URL: http://uxmovement.com/design-articles/faster-with-top-a...See this Amp at http://amplify.com/u/9kjp
Amplify’d from martinfowler.comIdentity MapEnsures that each object gets loaded only once by keeping every loaded object in a map. Looks up objects using the map when referring to them.An old proverb says that a man with two watches never knows what time it is. If two watches are confusing, you can get in an even bigger mess with loading objects from a database. If you aren’t careful you can load the data from the same database record into two
Commited Facebook Suicide for the second time. Where do I start? … The first thing that jarred me was that my full birthday is published. This in combination with search engine visibility means that it’s spammer time. Next thing that happened is that the privacy settings had “Everyone”, “Friends of Friends”, and “Friends”. Nice and simple, I thought. But no, I have to exclude my full birthday again from everyone. (I know about how your friend’s applications can just mine everyone’s data through friends).
I have a problem where a project is using an older version of RSpec (currently the lastest version is RSpec 1.3.0). Therefore running spec spec/model/some_model_spec.rbgives me an error /spec/models/../spec_helper.rb:23: undefined method `use_transactional_fixtures=’The solution would be to use the older, vendored spec. Now, the spec binary that is installed as part of the gem installation should do this (some gems do checked for vendor’ed binaries) and my rspec is installed under vendor/plugins, not vendor/gems.

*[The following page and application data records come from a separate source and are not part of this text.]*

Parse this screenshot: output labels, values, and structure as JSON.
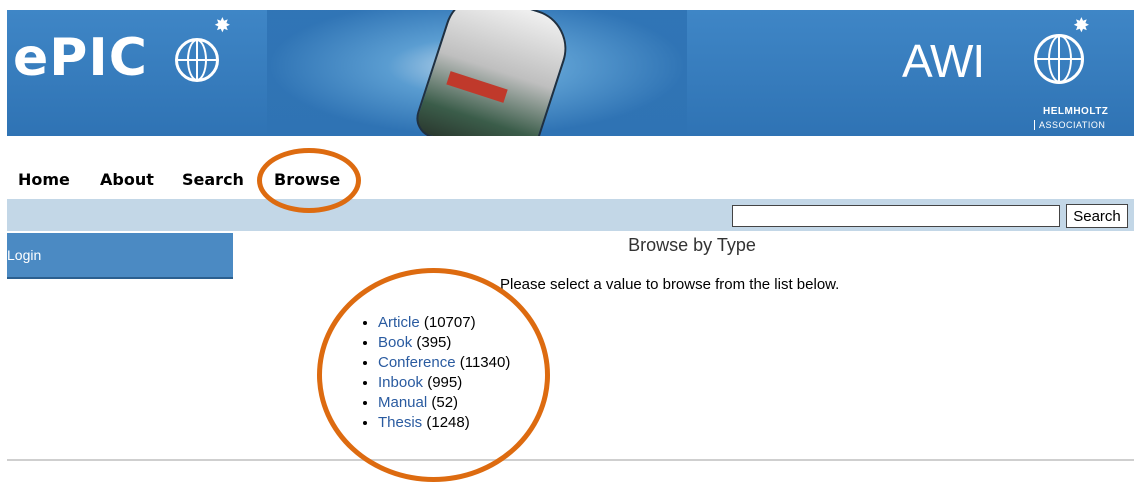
{
  "banner": {
    "logo_text": "ePIC",
    "partner_logo_text": "AWI",
    "partner_sub1": "HELMHOLTZ",
    "partner_sub2": "ASSOCIATION"
  },
  "nav": {
    "items": [
      {
        "label": "Home"
      },
      {
        "label": "About"
      },
      {
        "label": "Search"
      },
      {
        "label": "Browse"
      }
    ]
  },
  "toolbar": {
    "search_value": "",
    "search_button_label": "Search"
  },
  "sidebar": {
    "login_label": "Login"
  },
  "main": {
    "title": "Browse by Type",
    "intro": "Please select a value to browse from the list below.",
    "types": [
      {
        "label": "Article",
        "count": "(10707)"
      },
      {
        "label": "Book",
        "count": "(395)"
      },
      {
        "label": "Conference",
        "count": "(11340)"
      },
      {
        "label": "Inbook",
        "count": "(995)"
      },
      {
        "label": "Manual",
        "count": "(52)"
      },
      {
        "label": "Thesis",
        "count": "(1248)"
      }
    ]
  },
  "colors": {
    "banner": "#3a80c0",
    "toolbar": "#c3d7e7",
    "sidebar": "#4b8ac3",
    "link": "#2a5ba0",
    "annotation": "#dd6b10"
  }
}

There are a plethora of install instructions out there for Firefox 3.6 Karmic (which uses Firefox 3.5 by default), however it mostly suggests the mozilla-daily build. By chance, I found the firefox-stable ppa (https://launchpad.net/~mozillateam/+archive/firefox-stable/)Here’s how (enter each in turn):sudo add-apt-repository ppa:mozillateam/firefox-stablesudo apt-get updatesudo apt-get upgradesudo apt-get dist-upgradeHere’s what it looks like:~ $ sudo apt-get upgradeReading package lists… DoneBuilding dependency tree Reading state information… DoneThe following packages have been kept back: firefox firefox-3.
At the January WellRailed (Wellington Rails User group), I gave a presentation on the upcoming Rails 3.0, with special emphasis on cool new things. You can view the slides after the jump. There are a huge number of changes, but it should be all good fun :) Rails 3 : Cool New Things by Thong Kuah View more presentations from Y. Thong Kuah. Note: Rails 3.0pre was released after the presentation
Some good Software Engineering pearls of wisdom : Coding Horror: The Xanadu Dream The bottom line is that a lot of the time it’s OK to create a solution that solves 80% of the problem. Always remember that shipping is a feature. Agile development, startups and government policy My recommendation to just about anyone with an idea is to just build the thing, iterate until you have some user traction, then pitch angel investors based on that traction.
Reading this article about Wellington Hazards just makes me want to plot it on a map. It took a while, but here is a map of Wellington Hazards / Contamination. Below is a screenshots of the hazards on Google Earth and Google Maps (Google Earth shot nicely prepared by Cameron). Let me know what do you think? Read on after the jump for hyper-technical explanation of how I made the map.
Came upon this really good post about people you should cherish: Rands In Repose: Your People Really good insight - “As we edit our days into these stories, there is always a risk of fiction. This is why you need to identify and nurture Your People.” What are Your People? “You tell these stories to Your People without reservation. Your People love your stories — fiction and all. They love how you tell them, they laugh about the lies you tell yourself, and then they stop and they tell you the truth.
StrengthsFinder is an amazing book, and an assessment tool that helps you discover your strengths. Its central concept is that you should focus on your strengths, not your weaknesses. I was introduced to it at the Summer of Code (NZ) program several years ago. The concept of focusing on strengths was just brilliant. This really reminded me of my game playing style, especially in RPGs, where you have to increase the levels and skills of your character(s) in order to be able to fight enemies that pop up with increasing difficulty and toughness.